ACTION ITEM ▸
An exact, complete copy of the data that follows is needed.

BEGIN

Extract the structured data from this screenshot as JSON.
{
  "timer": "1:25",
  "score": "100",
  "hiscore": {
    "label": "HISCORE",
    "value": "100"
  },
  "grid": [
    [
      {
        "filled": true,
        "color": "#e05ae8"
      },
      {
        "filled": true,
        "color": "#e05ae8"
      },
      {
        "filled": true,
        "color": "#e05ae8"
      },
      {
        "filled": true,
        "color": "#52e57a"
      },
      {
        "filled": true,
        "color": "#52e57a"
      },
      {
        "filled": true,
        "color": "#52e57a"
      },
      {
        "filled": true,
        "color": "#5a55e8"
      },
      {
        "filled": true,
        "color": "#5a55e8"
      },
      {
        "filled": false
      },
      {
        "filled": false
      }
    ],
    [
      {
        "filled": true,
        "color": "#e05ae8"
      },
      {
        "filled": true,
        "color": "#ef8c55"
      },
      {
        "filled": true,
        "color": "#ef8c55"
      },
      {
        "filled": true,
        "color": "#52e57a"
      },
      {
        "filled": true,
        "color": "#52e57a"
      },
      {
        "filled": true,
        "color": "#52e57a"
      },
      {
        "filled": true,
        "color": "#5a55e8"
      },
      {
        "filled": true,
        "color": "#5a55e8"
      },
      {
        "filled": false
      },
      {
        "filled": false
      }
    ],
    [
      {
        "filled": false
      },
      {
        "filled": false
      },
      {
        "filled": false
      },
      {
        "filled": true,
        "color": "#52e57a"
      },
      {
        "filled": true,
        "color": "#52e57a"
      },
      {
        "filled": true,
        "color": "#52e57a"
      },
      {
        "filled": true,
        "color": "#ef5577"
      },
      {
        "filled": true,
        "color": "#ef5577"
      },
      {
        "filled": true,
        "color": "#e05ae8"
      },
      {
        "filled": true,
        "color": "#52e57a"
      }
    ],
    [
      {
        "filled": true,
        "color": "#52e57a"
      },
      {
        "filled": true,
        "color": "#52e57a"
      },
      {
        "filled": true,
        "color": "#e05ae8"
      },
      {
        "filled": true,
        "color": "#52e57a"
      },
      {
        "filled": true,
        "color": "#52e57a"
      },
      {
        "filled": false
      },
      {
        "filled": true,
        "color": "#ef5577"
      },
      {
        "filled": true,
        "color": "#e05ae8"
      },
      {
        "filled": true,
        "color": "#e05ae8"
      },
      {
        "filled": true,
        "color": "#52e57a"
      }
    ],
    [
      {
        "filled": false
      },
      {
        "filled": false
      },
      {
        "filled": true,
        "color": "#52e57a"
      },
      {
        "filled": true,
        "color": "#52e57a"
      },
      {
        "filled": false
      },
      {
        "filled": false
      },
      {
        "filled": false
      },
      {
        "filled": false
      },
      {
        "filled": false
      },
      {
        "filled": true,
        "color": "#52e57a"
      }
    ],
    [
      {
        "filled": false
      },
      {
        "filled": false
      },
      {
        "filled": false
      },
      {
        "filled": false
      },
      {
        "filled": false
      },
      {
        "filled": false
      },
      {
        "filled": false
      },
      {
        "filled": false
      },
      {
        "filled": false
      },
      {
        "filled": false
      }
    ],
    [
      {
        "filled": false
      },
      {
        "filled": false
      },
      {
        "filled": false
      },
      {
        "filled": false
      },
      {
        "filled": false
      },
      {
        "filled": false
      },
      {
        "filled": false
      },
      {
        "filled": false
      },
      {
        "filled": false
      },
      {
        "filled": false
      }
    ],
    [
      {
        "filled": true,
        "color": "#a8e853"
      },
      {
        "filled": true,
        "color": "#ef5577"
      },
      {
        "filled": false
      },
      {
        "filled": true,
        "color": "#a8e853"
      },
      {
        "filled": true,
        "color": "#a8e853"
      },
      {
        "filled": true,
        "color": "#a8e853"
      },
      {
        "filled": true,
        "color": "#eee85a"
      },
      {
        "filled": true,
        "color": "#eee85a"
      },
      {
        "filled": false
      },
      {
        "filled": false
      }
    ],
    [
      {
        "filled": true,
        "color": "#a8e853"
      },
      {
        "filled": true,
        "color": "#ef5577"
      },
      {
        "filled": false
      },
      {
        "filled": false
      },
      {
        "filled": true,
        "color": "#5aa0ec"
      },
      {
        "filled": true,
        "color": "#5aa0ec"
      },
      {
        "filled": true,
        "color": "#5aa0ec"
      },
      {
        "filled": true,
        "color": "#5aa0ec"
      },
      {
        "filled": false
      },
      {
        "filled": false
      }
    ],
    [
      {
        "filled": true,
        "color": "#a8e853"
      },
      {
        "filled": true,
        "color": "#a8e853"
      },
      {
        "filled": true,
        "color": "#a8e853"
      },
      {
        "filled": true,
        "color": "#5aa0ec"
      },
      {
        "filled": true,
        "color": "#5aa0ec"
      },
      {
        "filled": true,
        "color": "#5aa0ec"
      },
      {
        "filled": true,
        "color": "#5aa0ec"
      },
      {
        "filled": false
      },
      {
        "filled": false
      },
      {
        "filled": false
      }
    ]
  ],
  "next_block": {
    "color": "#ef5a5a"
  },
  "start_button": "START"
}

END

TASK ANSWER ▸
Extract the structured data from this screenshot as JSON.
{
  "timer": "1:25",
  "score": "100",
  "hiscore": {
    "label": "HISCORE",
    "value": "100"
  },
  "grid": [
    [
      {
        "filled": true,
        "color": "#e05ae8"
      },
      {
        "filled": true,
        "color": "#e05ae8"
      },
      {
        "filled": true,
        "color": "#e05ae8"
      },
      {
        "filled": true,
        "color": "#52e57a"
      },
      {
        "filled": true,
        "color": "#52e57a"
      },
      {
        "filled": true,
        "color": "#52e57a"
      },
      {
        "filled": true,
        "color": "#5a55e8"
      },
      {
        "filled": true,
        "color": "#5a55e8"
      },
      {
        "filled": false
      },
      {
        "filled": false
      }
    ],
    [
      {
        "filled": true,
        "color": "#e05ae8"
      },
      {
        "filled": true,
        "color": "#ef8c55"
      },
      {
        "filled": true,
        "color": "#ef8c55"
      },
      {
        "filled": true,
        "color": "#52e57a"
      },
      {
        "filled": true,
        "color": "#52e57a"
      },
      {
        "filled": true,
        "color": "#52e57a"
      },
      {
        "filled": true,
        "color": "#5a55e8"
      },
      {
        "filled": true,
        "color": "#5a55e8"
      },
      {
        "filled": false
      },
      {
        "filled": false
      }
    ],
    [
      {
        "filled": false
      },
      {
        "filled": false
      },
      {
        "filled": false
      },
      {
        "filled": true,
        "color": "#52e57a"
      },
      {
        "filled": true,
        "color": "#52e57a"
      },
      {
        "filled": true,
        "color": "#52e57a"
      },
      {
        "filled": true,
        "color": "#ef5577"
      },
      {
        "filled": true,
        "color": "#ef5577"
      },
      {
        "filled": true,
        "color": "#e05ae8"
      },
      {
        "filled": true,
        "color": "#52e57a"
      }
    ],
    [
      {
        "filled": true,
        "color": "#52e57a"
      },
      {
        "filled": true,
        "color": "#52e57a"
      },
      {
        "filled": true,
        "color": "#e05ae8"
      },
      {
        "filled": true,
        "color": "#52e57a"
      },
      {
        "filled": true,
        "color": "#52e57a"
      },
      {
        "filled": false
      },
      {
        "filled": true,
        "color": "#ef5577"
      },
      {
        "filled": true,
        "color": "#e05ae8"
      },
      {
        "filled": true,
        "color": "#e05ae8"
      },
      {
        "filled": true,
        "color": "#52e57a"
      }
    ],
    [
      {
        "filled": false
      },
      {
        "filled": false
      },
      {
        "filled": true,
        "color": "#52e57a"
      },
      {
        "filled": true,
        "color": "#52e57a"
      },
      {
        "filled": false
      },
      {
        "filled": false
      },
      {
        "filled": false
      },
      {
        "filled": false
      },
      {
        "filled": false
      },
      {
        "filled": true,
        "color": "#52e57a"
      }
    ],
    [
      {
        "filled": false
      },
      {
        "filled": false
      },
      {
        "filled": false
      },
      {
        "filled": false
      },
      {
        "filled": false
      },
      {
        "filled": false
      },
      {
        "filled": false
      },
      {
        "filled": false
      },
      {
        "filled": false
      },
      {
        "filled": false
      }
    ],
    [
      {
        "filled": false
      },
      {
        "filled": false
      },
      {
        "filled": false
      },
      {
        "filled": false
      },
      {
        "filled": false
      },
      {
        "filled": false
      },
      {
        "filled": false
      },
      {
        "filled": false
      },
      {
        "filled": false
      },
      {
        "filled": false
      }
    ],
    [
      {
        "filled": true,
        "color": "#a8e853"
      },
      {
        "filled": true,
        "color": "#ef5577"
      },
      {
        "filled": false
      },
      {
        "filled": true,
        "color": "#a8e853"
      },
      {
        "filled": true,
        "color": "#a8e853"
      },
      {
        "filled": true,
        "color": "#a8e853"
      },
      {
        "filled": true,
        "color": "#eee85a"
      },
      {
        "filled": true,
        "color": "#eee85a"
      },
      {
        "filled": false
      },
      {
        "filled": false
      }
    ],
    [
      {
        "filled": true,
        "color": "#a8e853"
      },
      {
        "filled": true,
        "color": "#ef5577"
      },
      {
        "filled": false
      },
      {
        "filled": false
      },
      {
        "filled": true,
        "color": "#5aa0ec"
      },
      {
        "filled": true,
        "color": "#5aa0ec"
      },
      {
        "filled": true,
        "color": "#5aa0ec"
      },
      {
        "filled": true,
        "color": "#5aa0ec"
      },
      {
        "filled": false
      },
      {
        "filled": false
      }
    ],
    [
      {
        "filled": true,
        "color": "#a8e853"
      },
      {
        "filled": true,
        "color": "#a8e853"
      },
      {
        "filled": true,
        "color": "#a8e853"
      },
      {
        "filled": true,
        "color": "#5aa0ec"
      },
      {
        "filled": true,
        "color": "#5aa0ec"
      },
      {
        "filled": true,
        "color": "#5aa0ec"
      },
      {
        "filled": true,
        "color": "#5aa0ec"
      },
      {
        "filled": false
      },
      {
        "filled": false
      },
      {
        "filled": false
      }
    ]
  ],
  "next_block": {
    "color": "#ef5a5a"
  },
  "start_button": "START"
}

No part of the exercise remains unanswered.